  2. How TV shows deal with abortion: A timeline

    It’s been 40 years since Bea Arthur’s outspoken liberal Maude Findlay was the first television character to have an abortion in a 1972 episode of Maude, but televising the divisive issue still courts controversy. On Sunday night’s episode of Girls, Jemima Kirke’s free-spirited global nomad made an abortion appointment, but conflicted feelings kept her from showing up for it. Indeed, while the hot-button issue surfaces frequently on TV these days, says Mary Elizabeth Williams at Salon, characters rarely go through with abortions.

    "Four decades after Roe v. Wade, are we ever going to able to talk about abortion on television and have more to say than, ‘Maude had one?’”

    Here, a history of how TV series have dealt with the issue, from Maude to Girls

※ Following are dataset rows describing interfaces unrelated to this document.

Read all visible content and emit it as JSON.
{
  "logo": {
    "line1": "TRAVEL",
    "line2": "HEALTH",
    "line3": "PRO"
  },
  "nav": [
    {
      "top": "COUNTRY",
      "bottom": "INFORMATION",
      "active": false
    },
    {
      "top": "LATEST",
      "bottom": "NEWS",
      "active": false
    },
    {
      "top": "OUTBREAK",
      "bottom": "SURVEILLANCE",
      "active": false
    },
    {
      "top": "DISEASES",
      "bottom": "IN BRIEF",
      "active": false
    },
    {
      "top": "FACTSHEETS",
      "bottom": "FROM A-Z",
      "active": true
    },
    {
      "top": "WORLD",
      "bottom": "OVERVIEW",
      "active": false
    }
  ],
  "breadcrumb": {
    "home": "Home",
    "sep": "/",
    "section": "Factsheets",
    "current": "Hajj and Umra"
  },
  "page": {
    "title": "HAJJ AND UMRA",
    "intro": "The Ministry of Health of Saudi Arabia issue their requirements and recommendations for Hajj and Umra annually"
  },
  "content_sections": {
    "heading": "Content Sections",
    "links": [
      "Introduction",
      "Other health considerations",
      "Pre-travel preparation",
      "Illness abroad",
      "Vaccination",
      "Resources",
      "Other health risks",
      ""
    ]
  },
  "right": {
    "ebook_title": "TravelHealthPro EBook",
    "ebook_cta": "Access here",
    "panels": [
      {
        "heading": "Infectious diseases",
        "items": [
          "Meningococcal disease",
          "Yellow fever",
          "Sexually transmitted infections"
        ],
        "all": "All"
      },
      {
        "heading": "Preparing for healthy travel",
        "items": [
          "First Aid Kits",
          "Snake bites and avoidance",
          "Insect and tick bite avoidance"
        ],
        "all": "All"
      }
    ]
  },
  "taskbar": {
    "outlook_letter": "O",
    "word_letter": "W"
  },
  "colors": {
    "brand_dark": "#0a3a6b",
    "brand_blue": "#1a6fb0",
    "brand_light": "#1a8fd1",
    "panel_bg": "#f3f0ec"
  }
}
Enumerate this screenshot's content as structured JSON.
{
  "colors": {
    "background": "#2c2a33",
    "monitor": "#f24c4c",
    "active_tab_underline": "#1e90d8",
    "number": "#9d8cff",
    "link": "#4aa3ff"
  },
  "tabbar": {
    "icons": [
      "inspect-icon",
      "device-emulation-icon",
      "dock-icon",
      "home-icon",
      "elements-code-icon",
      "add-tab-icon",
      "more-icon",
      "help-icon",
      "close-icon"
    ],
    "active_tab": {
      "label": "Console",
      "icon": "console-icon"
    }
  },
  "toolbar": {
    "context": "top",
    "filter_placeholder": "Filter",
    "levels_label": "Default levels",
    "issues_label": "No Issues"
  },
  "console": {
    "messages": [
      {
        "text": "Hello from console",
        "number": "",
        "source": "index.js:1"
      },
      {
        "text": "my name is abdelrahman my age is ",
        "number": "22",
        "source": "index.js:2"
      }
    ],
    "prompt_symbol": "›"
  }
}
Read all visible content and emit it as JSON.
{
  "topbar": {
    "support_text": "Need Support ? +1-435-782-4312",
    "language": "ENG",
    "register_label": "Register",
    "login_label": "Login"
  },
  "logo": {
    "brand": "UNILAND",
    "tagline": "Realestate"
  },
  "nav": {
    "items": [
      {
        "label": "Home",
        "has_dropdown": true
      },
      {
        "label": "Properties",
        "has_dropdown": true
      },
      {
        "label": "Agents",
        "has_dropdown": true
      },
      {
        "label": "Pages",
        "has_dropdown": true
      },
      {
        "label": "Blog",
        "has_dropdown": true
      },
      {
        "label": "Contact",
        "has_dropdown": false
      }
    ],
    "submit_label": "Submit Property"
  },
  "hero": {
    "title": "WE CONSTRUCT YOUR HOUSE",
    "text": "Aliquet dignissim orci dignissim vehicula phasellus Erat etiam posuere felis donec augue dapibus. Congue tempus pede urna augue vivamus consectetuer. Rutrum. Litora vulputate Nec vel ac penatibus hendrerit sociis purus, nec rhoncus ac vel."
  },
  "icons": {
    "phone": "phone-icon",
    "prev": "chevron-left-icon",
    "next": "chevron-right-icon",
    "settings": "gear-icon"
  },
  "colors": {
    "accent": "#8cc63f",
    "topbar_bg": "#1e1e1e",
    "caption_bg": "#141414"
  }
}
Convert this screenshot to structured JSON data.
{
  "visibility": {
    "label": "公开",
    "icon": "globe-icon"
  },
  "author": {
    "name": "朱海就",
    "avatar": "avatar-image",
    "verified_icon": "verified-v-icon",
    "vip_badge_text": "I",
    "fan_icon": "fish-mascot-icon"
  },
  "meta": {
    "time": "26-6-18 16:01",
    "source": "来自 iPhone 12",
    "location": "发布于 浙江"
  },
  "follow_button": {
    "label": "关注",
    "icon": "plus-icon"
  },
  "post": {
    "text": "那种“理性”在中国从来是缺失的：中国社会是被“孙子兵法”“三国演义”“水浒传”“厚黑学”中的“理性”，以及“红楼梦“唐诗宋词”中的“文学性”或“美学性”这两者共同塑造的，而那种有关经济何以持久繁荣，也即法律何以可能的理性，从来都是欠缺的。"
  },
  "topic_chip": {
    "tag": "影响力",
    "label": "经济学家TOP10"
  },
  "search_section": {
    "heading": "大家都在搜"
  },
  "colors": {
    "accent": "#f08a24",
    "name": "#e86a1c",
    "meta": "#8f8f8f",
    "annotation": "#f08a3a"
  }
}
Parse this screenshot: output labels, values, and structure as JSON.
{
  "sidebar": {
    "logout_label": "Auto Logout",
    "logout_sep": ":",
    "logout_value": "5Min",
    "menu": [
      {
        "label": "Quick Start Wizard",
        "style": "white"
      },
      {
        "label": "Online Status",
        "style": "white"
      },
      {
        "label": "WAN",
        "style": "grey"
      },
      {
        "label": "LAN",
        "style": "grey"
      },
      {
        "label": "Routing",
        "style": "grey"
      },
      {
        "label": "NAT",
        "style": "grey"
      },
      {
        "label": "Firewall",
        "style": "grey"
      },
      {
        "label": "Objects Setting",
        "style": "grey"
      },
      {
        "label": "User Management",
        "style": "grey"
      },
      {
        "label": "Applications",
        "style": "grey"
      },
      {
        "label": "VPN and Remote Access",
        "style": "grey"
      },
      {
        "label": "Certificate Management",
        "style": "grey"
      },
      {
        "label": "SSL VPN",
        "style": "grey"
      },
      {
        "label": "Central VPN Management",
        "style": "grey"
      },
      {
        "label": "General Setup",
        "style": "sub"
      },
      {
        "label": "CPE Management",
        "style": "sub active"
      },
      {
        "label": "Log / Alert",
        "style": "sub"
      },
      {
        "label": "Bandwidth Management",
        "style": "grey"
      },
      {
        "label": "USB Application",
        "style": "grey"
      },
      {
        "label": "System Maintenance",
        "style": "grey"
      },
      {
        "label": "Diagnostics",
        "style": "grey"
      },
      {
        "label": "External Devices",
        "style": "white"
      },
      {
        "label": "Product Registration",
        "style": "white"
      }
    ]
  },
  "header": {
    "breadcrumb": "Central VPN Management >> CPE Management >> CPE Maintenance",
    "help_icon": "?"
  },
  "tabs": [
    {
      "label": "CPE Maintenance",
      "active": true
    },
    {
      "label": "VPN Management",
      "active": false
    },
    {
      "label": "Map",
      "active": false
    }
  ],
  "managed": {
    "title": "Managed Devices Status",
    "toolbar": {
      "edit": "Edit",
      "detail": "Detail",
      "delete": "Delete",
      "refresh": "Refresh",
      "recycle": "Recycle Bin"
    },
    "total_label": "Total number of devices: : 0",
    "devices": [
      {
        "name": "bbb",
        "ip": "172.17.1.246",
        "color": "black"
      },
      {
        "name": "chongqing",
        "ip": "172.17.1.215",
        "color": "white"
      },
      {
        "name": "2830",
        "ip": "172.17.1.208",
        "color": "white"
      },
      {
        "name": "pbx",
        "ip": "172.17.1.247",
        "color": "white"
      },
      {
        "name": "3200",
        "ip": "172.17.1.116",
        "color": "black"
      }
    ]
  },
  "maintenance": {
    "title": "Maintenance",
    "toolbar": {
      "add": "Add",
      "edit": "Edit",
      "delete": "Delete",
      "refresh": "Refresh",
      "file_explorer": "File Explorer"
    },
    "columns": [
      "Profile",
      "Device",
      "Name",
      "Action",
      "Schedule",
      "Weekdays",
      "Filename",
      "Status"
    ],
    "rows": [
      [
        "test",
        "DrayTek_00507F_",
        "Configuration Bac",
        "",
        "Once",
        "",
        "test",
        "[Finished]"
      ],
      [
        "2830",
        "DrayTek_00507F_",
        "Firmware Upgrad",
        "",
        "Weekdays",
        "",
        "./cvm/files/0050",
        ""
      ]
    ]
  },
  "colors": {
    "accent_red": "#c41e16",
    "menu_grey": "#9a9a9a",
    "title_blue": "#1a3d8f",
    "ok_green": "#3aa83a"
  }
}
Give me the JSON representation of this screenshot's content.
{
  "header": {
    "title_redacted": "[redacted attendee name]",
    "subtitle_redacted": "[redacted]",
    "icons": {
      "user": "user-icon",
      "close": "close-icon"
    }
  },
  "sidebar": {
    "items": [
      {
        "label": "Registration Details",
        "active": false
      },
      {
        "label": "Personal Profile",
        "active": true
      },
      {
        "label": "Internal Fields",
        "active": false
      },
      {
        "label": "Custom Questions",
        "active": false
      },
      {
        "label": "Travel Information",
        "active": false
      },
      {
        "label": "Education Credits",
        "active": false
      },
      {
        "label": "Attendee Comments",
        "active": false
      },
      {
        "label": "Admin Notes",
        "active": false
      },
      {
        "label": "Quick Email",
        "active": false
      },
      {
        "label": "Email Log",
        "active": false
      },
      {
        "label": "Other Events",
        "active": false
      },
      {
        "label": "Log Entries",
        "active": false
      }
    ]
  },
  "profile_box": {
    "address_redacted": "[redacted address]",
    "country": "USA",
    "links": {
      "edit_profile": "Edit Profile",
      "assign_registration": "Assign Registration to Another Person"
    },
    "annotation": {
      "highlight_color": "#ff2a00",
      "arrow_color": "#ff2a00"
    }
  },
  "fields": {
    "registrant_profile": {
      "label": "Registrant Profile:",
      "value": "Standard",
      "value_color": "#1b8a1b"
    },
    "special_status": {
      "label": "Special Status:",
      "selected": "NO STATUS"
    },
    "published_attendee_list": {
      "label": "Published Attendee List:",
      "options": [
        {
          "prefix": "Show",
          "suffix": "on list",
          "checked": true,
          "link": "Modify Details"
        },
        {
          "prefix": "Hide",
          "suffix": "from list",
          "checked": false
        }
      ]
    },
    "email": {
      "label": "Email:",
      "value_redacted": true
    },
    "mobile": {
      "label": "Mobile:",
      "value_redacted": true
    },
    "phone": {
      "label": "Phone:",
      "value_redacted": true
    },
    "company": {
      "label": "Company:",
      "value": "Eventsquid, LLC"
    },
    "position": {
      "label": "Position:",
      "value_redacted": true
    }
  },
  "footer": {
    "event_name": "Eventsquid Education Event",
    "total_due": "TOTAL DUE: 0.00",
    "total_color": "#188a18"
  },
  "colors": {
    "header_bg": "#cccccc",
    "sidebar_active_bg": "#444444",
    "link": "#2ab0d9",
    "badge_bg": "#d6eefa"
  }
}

  3. The Constitution, of course, is exactly what LaBruzzo is targeting. He admits his proposal is intended as a direct challenge to Roe v. Wade, the landmark 1973 case in which the Supreme Court ruled that the constitutional right to privacy included the right to abortions in some circumstances. LaBruzzo says he’d like his bill to become law and “immediately go to court,” and he told a local paper that an unnamed conservative religious group asked him to propose the law for exactly that purpose.

    Read the entire story at Mother Jones.